On Thursday 7th September local archaeologist Phil Harding unveiled a Salisbury Civic Society Blue Plaque dedicated to Agnes Bottenham outside the Rai D’Or pub and restaurant on Brown Street.

The plaque reads “Here dwelt Agnes Bottenham Landlady of the Rydedorre who founded Trinity Hospital for the poor c 1370”.

Trinity Hospital was established to give shelter to 12 needy people and for 18 temporary residents who could stay for three days or, if sick, until recovered. At that time it was often the only refuge for the sick in the city.

From then on, Trinity Hospital’s charitable work has remained unbroken. Today the office of Salisbury City Almshouse and Welfare Charities is based in Trinity Hospital.

This is the enduring legacy of Agnes’s bequest almost 650 years ago and her contribution to Salisbury and generation upon generation of its residents.

This event at the Rai d’Or was part of the Historic Pubs and Inns themed events for Heritage Open Days co-organised by the Salisbury Civic Society and the Salisbury and S Wilts branch of the Campaign for Real Ale (CAMRA). Other co-organised events in the programme included tours of the Haunch of Venison in Salisbury, the former Three Crowns Inn in Harnham, a Salisbury historic pubs walk, an exhibition of Salisbury pubs and inns in the public library, displays for the 30th anniversary of Hop Back brewery at the Wyndham Arms, and a lecture on Romano-British Beer at Salisbury Rugby Club.

The unveiling at the Rai d’Or was attended by members of Salisbury Civic Society, representatives of Salisbury City Almshouse and Welfare Charities, Salisbury branch of the Campaign for Real Ale (CAMRA), Simon Wheeler owner of the Rai d’Or, and members of the general public.

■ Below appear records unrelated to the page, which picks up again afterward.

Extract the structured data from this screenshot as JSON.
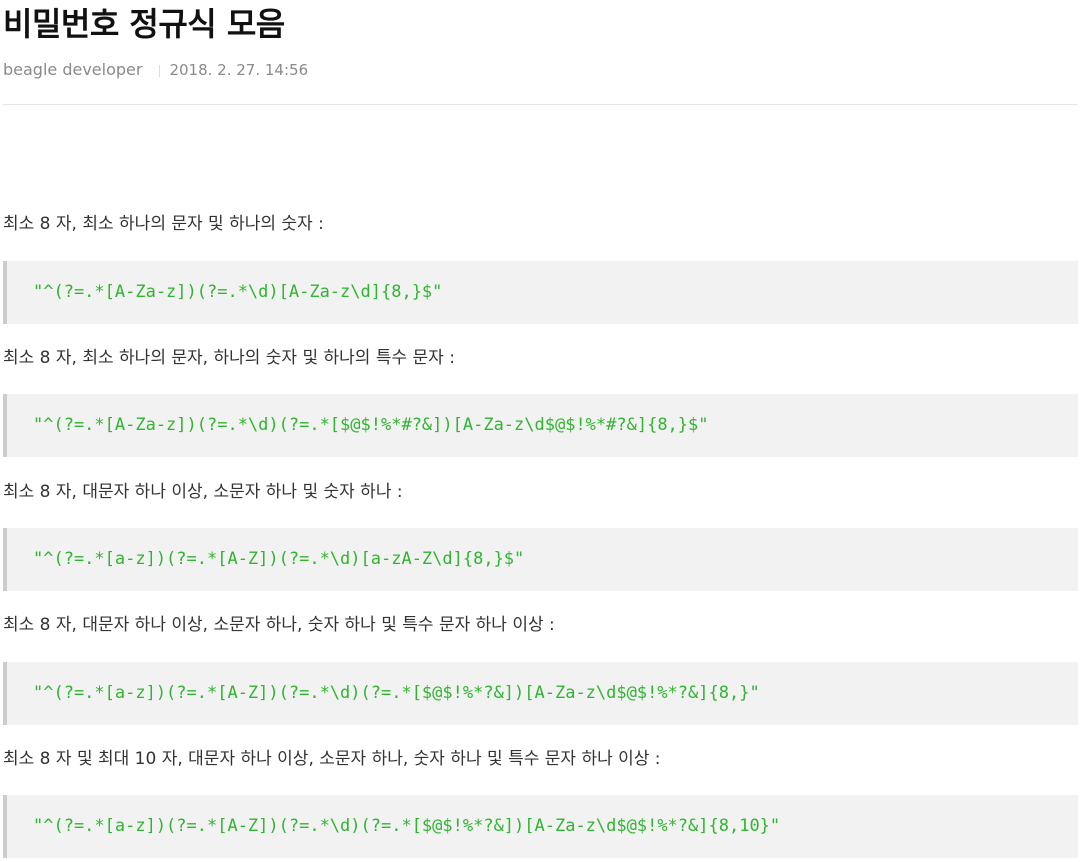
{
  "post": {
    "title": "비밀번호 정규식 모음",
    "author": "beagle developer",
    "date": "2018. 2. 27. 14:56"
  },
  "sections": [
    {
      "description": "최소 8 자, 최소 하나의 문자 및 하나의 숫자 :",
      "regex": "\"^(?=.*[A-Za-z])(?=.*\\d)[A-Za-z\\d]{8,}$\""
    },
    {
      "description": "최소 8 자, 최소 하나의 문자, 하나의 숫자 및 하나의 특수 문자 :",
      "regex": "\"^(?=.*[A-Za-z])(?=.*\\d)(?=.*[$@$!%*#?&])[A-Za-z\\d$@$!%*#?&]{8,}$\""
    },
    {
      "description": "최소 8 자, 대문자 하나 이상, 소문자 하나 및 숫자 하나 :",
      "regex": "\"^(?=.*[a-z])(?=.*[A-Z])(?=.*\\d)[a-zA-Z\\d]{8,}$\""
    },
    {
      "description": "최소 8 자, 대문자 하나 이상, 소문자 하나, 숫자 하나 및 특수 문자 하나 이상 :",
      "regex": "\"^(?=.*[a-z])(?=.*[A-Z])(?=.*\\d)(?=.*[$@$!%*?&])[A-Za-z\\d$@$!%*?&]{8,}\""
    },
    {
      "description": "최소 8 자 및 최대 10 자, 대문자 하나 이상, 소문자 하나, 숫자 하나 및 특수 문자 하나 이상 :",
      "regex": "\"^(?=.*[a-z])(?=.*[A-Z])(?=.*\\d)(?=.*[$@$!%*?&])[A-Za-z\\d$@$!%*?&]{8,10}\""
    }
  ],
  "colors": {
    "code_text": "#2fb52f",
    "code_background": "#f2f2f2",
    "code_border": "#cccccc"
  }
}
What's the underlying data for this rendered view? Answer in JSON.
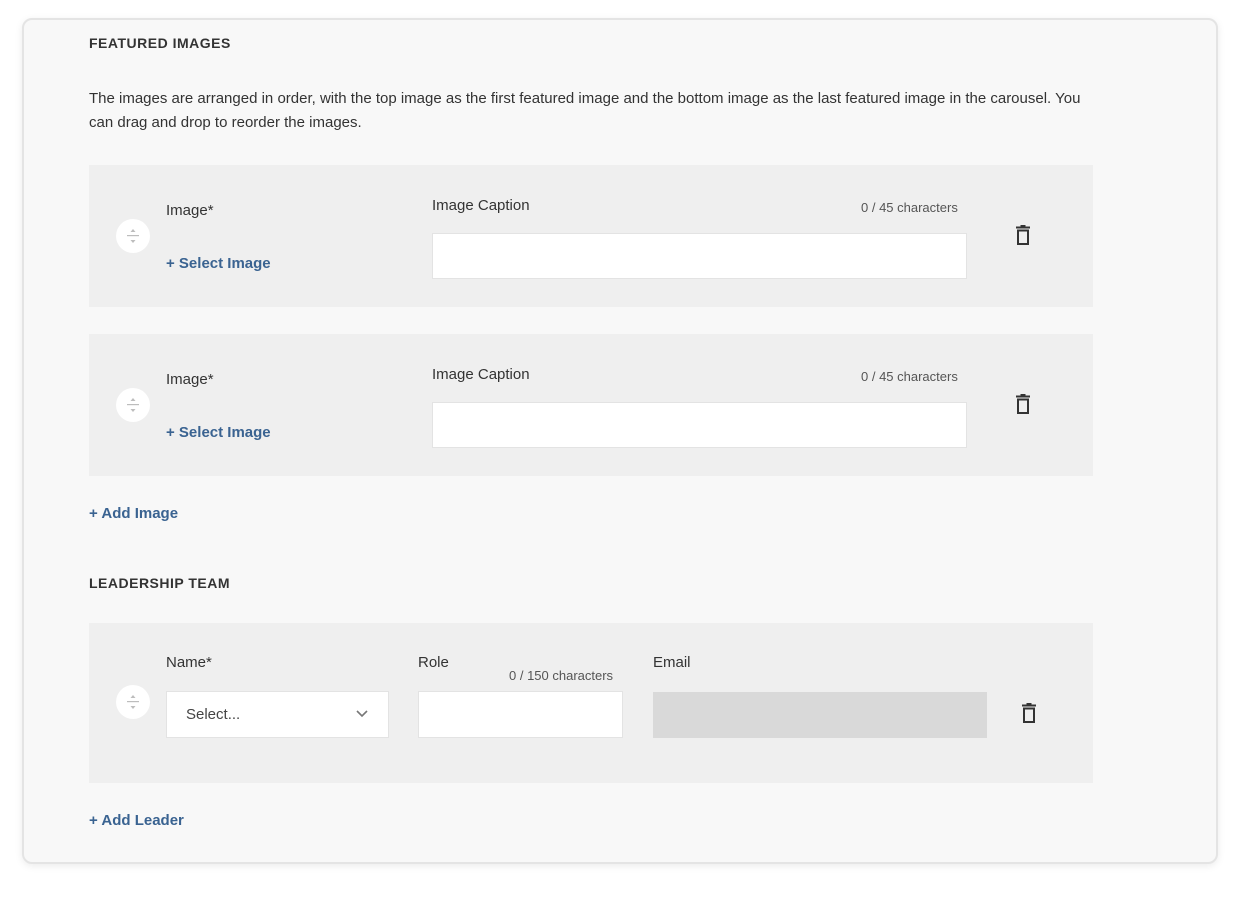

Salisbury Civic Society’s aims include celebrating and commemorating the area’s rich heritage and cultural life. The Blue Plaques scheme run by the Society is one of many activities through which it seeks to achieve this aim.